The region, which runs from tropical coasts to arid desert, needs more people to manage it
A boab tree, endemic to the north-western region of Australia’s Outback, stands at Parry Lagoons Nature Reserve in Western Australia late in the dry season. The boab and other endemic species have adapted to the cyclical periods of extremely wet and dry weather in the country’s far north.
© Hugh Brown
The Outback is one of the world’s last remaining wild places. It’s the beating heart of Australia, a vast country with a population heavily concentrated along its coastal fringe.
A region of huge natural diversity, the Outback makes up over 70 percent of the continent, stretching from the tropical north, through Central Australia’s red, sandy deserts, and on to woodlands listed as global biodioversity hotpsots because they harbor some of the broadest ranges of plant and animal species on Earth.
The waters off the Kimberley in the country’s north-west provide a haven for sharks, dolphins, turtles, and whales. Nine of every 10 marine species found in the waters along the country’s south-western coast, including the Australian sea lion, live only there. The Coral Sea, off the country’s north-east, is one of the world’s last refuges for large pelagic fish such as tuna and billfish.
But the Outback is facing threats. Invasive animals and noxious weeds have spread across the region, pushing many native species to near-extinction levels. Uncontrolled fires can burn entire landscapes and threaten native plants, animals, and people. And rampant development and resource extraction are scarring the land and diminishing habitat for flora and fauna.
The following photos showcase the Outback’s landscapes, animals, and plant life as well as its most valuable asset—the people who live there.
The sandstone escarpments of the Cockburn Range in the remote Kimberley region, in far north-western Western Australia, display the rich colours typical of the Outback’s vast landscapes.© Hugh Brown
A man on horseback takes part in a ‘campdrafting’ event at the Brunette Downs Races held on the Barkly Tablelands in the Northern Territory, also known as Australia’s ‘top end.’ Campdrafting is a sport unique to the Outback, and it involves a rider working cattle in a style similar to cattle mustering or ranch sorting in the American West.© Glenn Campbell
Lyndal Scobell of Cape York Natural Resource Management (left) and Roderick Doughboy, a Laura Land and Sea Ranger, discuss land management issues on the escarpments of the Kennedy Valley in Outback Queensland. Fewer people are managing many areas of the Outback than at any other time in the past 50,000 years. Without people managing the land, uncontrolled fires can devastate native species, driving them toward local extinction and leaving the natural environment unable to regenerate to a healthy state.

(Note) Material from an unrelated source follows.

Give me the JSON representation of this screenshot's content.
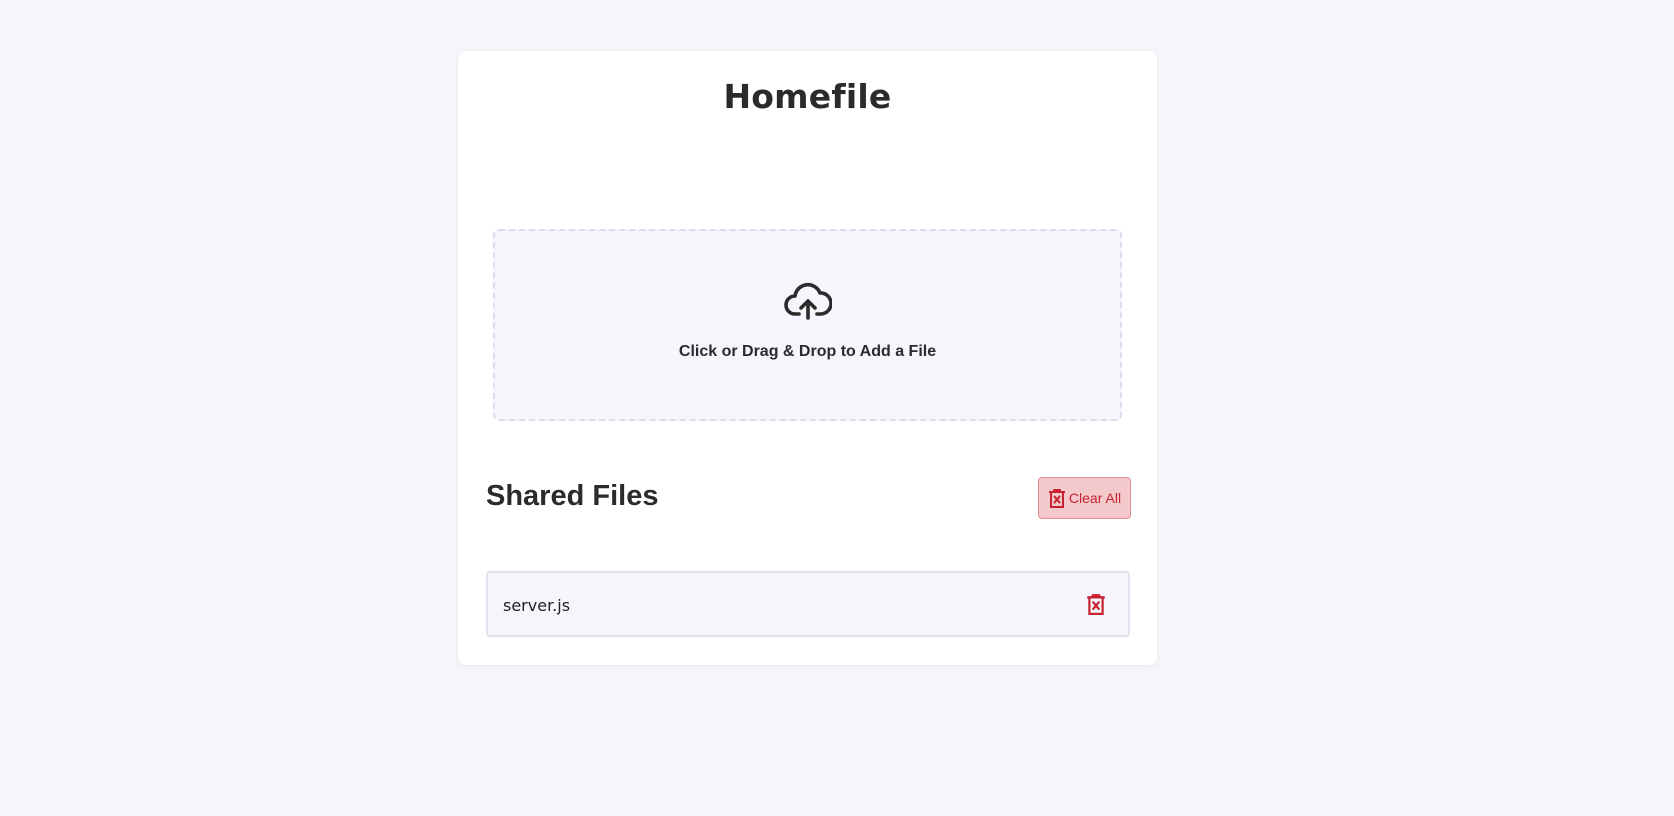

© Kerry Trapnell
A member of the Apudthama Land and Sea Rangers checks monitoring cameras at a remote turtle breeding site. The group helped found the Western Cape Turtle Threat Abatement Alliance, a pact among Indigenous organisations to protect sea turtles along the western coast of Cape York in Far North Queensland. By combining traditional techniques with modern methods and technology, Indigenous Rangers are managing the Outback, offering hope for the future of this great region of nature.
© Kerry Trapnell
Tourists enjoy the sunshine and pristine waters of the Buccaneer Archipelago in the Kimberley region of Western Australia. Tourism is an important industry in Australia’s Outback, generating jobs and economic stability for many remote communities, and encouraging an appreciation and respect for the environment among those who visit.
© Kevin Pearce
Something catches the attention of two dingoes near Mount Augustus in Outback Western Australia. The dingo, Australia’s wild dog, preys on a variety of native and introduced species, helping to keep them in check. Dingoes can grow to 2 feet tall and weigh over 45 pounds.
© David Blood
Fire engulfs a Spinifex bush in the Australian Outback. Wildfires are common in the Outback and help keep the ecosystem healthy. But if they burn out of control, fires can devastate whole landscapes along with the animals and people living there.
© Hugh Brown